**EXCERPTED RECORDS:**
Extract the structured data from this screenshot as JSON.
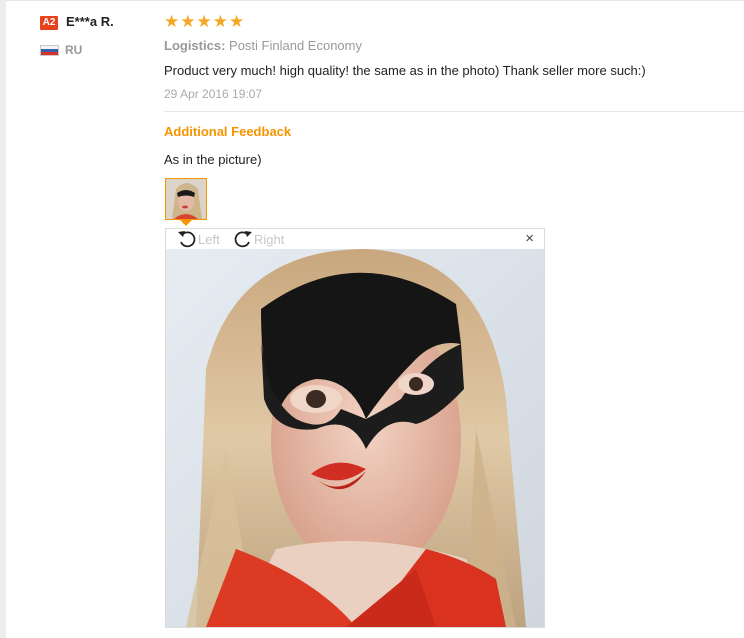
{
  "review": {
    "level_badge": "A2",
    "user_name": "E***a R.",
    "country": "RU",
    "stars": "★★★★★",
    "rating": 5,
    "logistics_label": "Logistics:",
    "logistics_value": "Posti Finland Economy",
    "text": "Product very much! high quality! the same as in the photo) Thank seller more such:)",
    "date": "29 Apr 2016 19:07"
  },
  "additional_feedback": {
    "title": "Additional Feedback",
    "text": "As in the picture)"
  },
  "viewer": {
    "rotate_left_label": "Left",
    "rotate_right_label": "Right",
    "close_label": "×"
  },
  "colors": {
    "accent": "#f59500",
    "stars": "#f5a623",
    "badge": "#e8421c",
    "muted": "#999999"
  },
  "icons": [
    "rotate-left-icon",
    "rotate-right-icon",
    "close-icon",
    "russia-flag-icon",
    "level-badge"
  ]
}
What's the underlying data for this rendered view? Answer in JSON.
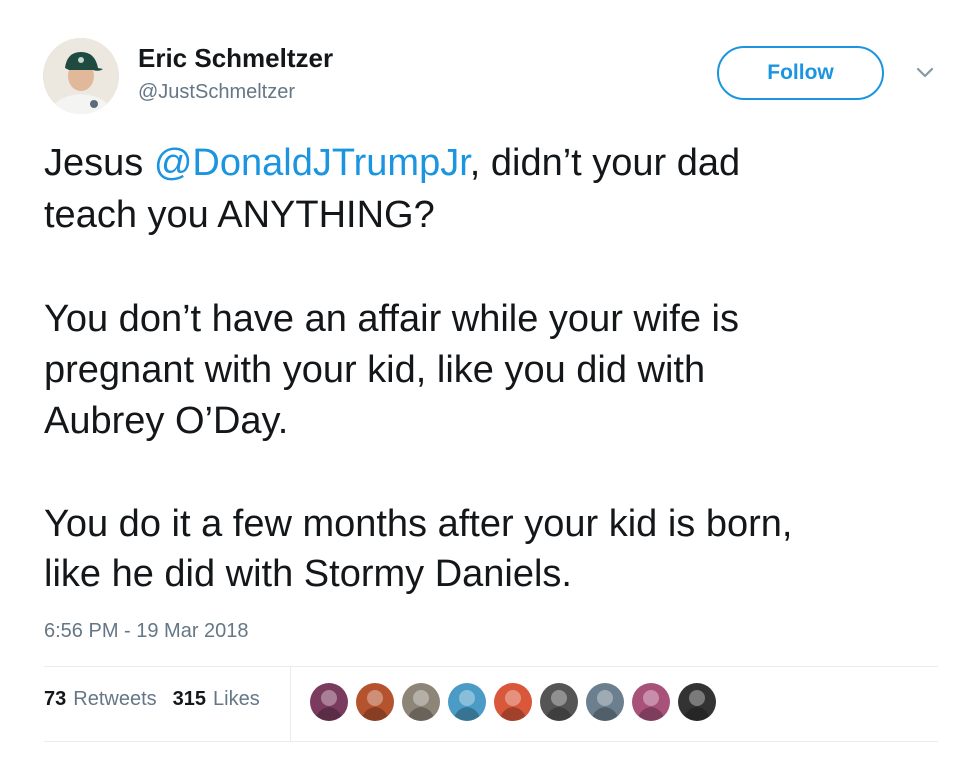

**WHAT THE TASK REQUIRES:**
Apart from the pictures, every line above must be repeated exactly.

**ANSWER BELOW:**
Extract the structured data from this screenshot as JSON.
{
  "review": {
    "level_badge": "A2",
    "user_name": "E***a R.",
    "country": "RU",
    "stars": "★★★★★",
    "rating": 5,
    "logistics_label": "Logistics:",
    "logistics_value": "Posti Finland Economy",
    "text": "Product very much! high quality! the same as in the photo) Thank seller more such:)",
    "date": "29 Apr 2016 19:07"
  },
  "additional_feedback": {
    "title": "Additional Feedback",
    "text": "As in the picture)"
  },
  "viewer": {
    "rotate_left_label": "Left",
    "rotate_right_label": "Right",
    "close_label": "×"
  },
  "colors": {
    "accent": "#f59500",
    "stars": "#f5a623",
    "badge": "#e8421c",
    "muted": "#999999"
  },
  "icons": [
    "rotate-left-icon",
    "rotate-right-icon",
    "close-icon",
    "russia-flag-icon",
    "level-badge"
  ]
}
What's the underlying data for this rendered view? Answer in JSON.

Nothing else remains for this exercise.